Foreign nationals who enter the United States illegally, are barred from becoming lawful permanent residents (“LPRs”) through the adjustment of status process. Instead, in order to become LPRs, they must leave the United States and apply for an immigrant visa at an American embassy or consulate.
However, by leaving the United States, these individuals become inadmissible to the United States based on the Illegal Immigration Reform and Immigrant Responsibility Act (“IIRIRA”). Under IIRIRA, foreign nationals who voluntarily depart the United States after being unlawfully present for more than 180 days, are barred from re-entering the country for a period of either 3 or 10 years. (The time period is determined based on whether or not the foreign national was unlawfully present for more than one year.)
Historically, foreign nationals deemed inadmissible to the United States could apply for a waiver of their inadmissibility by filing Form I-601, Application for Waiver of Grounds for Inadmissibility. In order to be granted a waiver, the foreign national had to show that a United States citizen or LPR spouse or parent, would suffer extreme hardship if the inadmissibility were not waived.

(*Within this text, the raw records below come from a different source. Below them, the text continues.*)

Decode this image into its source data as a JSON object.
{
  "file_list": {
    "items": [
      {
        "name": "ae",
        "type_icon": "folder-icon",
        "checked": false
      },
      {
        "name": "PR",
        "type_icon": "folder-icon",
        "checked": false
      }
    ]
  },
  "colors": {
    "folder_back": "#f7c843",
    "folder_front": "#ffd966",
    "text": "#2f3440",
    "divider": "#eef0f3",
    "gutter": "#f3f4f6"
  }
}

Form I-601 could only be filed after a consular officer at a United States embassy or consulate found an individual inadmissible to the United States. Once a foreign national was found inadmissible, they had to file Form I-601 with USCIS. The foreign national had to then wait several months (or more) for USCIS to adjudicate the waiver. In addition, if USCIS denied the waiver request, the foreign national would be stranded outside the United States.
Since 2013, certain foreign nationals have been able to file for a waiver without having to first leave the Untied States under the I-601A waiver process. Under the I-601A waiver program, foreign nationals who are the spouse or child of a United States citizen, may file for a waiver, and have the waiver adjudicated, before they travel abroad for their immigrant visa interview. Foreign nationals who are applying for a waiver based on being the spouse or child of a United States lawful permanent resident, are currently barred from the I-601A waiver program, and must still file a waiver while outside the United States.

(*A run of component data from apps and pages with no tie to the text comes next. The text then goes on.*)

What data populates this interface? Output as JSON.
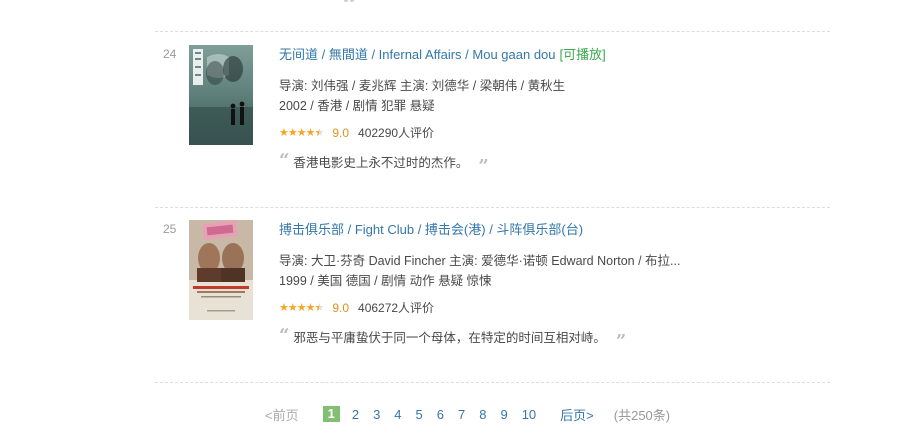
{
  "items": [
    {
      "rank": "24",
      "title_cn": "无间道",
      "title_other": " / 無間道 / Infernal Affairs / Mou gaan dou",
      "playable": "[可播放]",
      "credits": "导演: 刘伟强 / 麦兆辉   主演: 刘德华 / 梁朝伟 / 黄秋生",
      "meta": "2002 / 香港 / 剧情 犯罪 悬疑",
      "stars": 4.5,
      "rating": "9.0",
      "votes": "402290人评价",
      "quote": "香港电影史上永不过时的杰作。"
    },
    {
      "rank": "25",
      "title_cn": "搏击俱乐部",
      "title_other": " / Fight Club  / 搏击会(港) / 斗阵俱乐部(台)",
      "playable": "",
      "credits": "导演: 大卫·芬奇 David Fincher   主演: 爱德华·诺顿 Edward Norton / 布拉...",
      "meta": "1999 / 美国 德国 / 剧情 动作 悬疑 惊悚",
      "stars": 4.5,
      "rating": "9.0",
      "votes": "406272人评价",
      "quote": "邪恶与平庸蛰伏于同一个母体，在特定的时间互相对峙。"
    }
  ],
  "paginator": {
    "prev": "<前页",
    "current": "1",
    "pages": [
      "2",
      "3",
      "4",
      "5",
      "6",
      "7",
      "8",
      "9",
      "10"
    ],
    "next": "后页>",
    "count": "(共250条)"
  },
  "colors": {
    "link": "#3377aa",
    "playable": "#3ba94d",
    "star": "#f6a623",
    "current_page": "#83bf73"
  }
}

Beginning August 29, 2016, the U.S. Department of Homeland Security is significantly expanding who may file for an I-601A waiver. First, the new rule makes I-601A waivers available to all foreign nationals who are eligible to apply for an unlawful presence waiver. As a result, many foreign nationals who have a lawful permanent spouse or parent may now take advantage of the I-601A waiver process.
Second, for the first time, the I-601A waiver process will be available to foreign nationals who are subject to a final order of removal. Currently, individuals who are subject to a final order of removal may only apply for an unlawful presence waiver abroad. Under the new rule, foreign nationals with a final order of removal, may apply for an I-601A waiver provided that they have already applied for, and USCIS has approved, Form I-212, Permission to Reapply for Admission into the United States After Deportation or Removal.

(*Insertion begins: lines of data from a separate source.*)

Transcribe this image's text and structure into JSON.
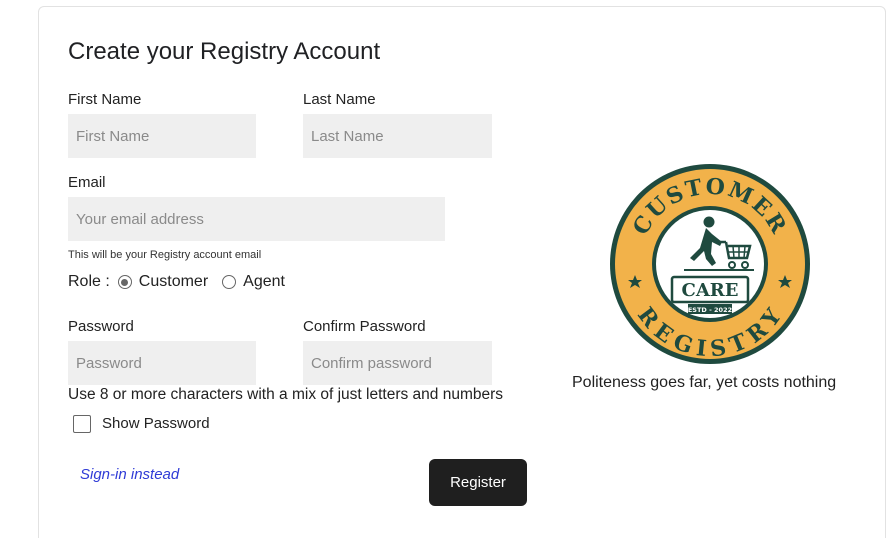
{
  "form": {
    "title": "Create your Registry Account",
    "first_name": {
      "label": "First Name",
      "placeholder": "First Name",
      "value": ""
    },
    "last_name": {
      "label": "Last Name",
      "placeholder": "Last Name",
      "value": ""
    },
    "email": {
      "label": "Email",
      "placeholder": "Your email address",
      "value": "",
      "hint": "This will be your Registry account email"
    },
    "role": {
      "label": "Role :",
      "options": [
        {
          "label": "Customer",
          "selected": true
        },
        {
          "label": "Agent",
          "selected": false
        }
      ]
    },
    "password": {
      "label": "Password",
      "placeholder": "Password",
      "value": ""
    },
    "confirm_password": {
      "label": "Confirm Password",
      "placeholder": "Confirm password",
      "value": ""
    },
    "password_hint": "Use 8 or more characters with a mix of just letters and numbers",
    "show_password": {
      "label": "Show Password",
      "checked": false
    },
    "signin_link": "Sign-in instead",
    "register_button": "Register"
  },
  "branding": {
    "logo": {
      "top_text": "CUSTOMER",
      "center_text": "CARE",
      "estd_text": "ESTD - 2022",
      "bottom_text": "REGISTRY",
      "icon": "person-pushing-cart-icon",
      "colors": {
        "ring": "#f2b24a",
        "dark": "#1f4a3f",
        "white": "#ffffff"
      }
    },
    "tagline": "Politeness goes far, yet costs nothing"
  }
}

Applying for an I-601A waiver is a complex process, and should only be undertaken with the help of a knowledgeable immigration attorney. If you or someone you know needs an I-601A waiver, Hartzman Law Firm is here to help. To speak to a knowledgeable immigration lawyer, please email our principal attorney, Daniel Hartzman, at email@example.com, or call us at (412) 495-9849.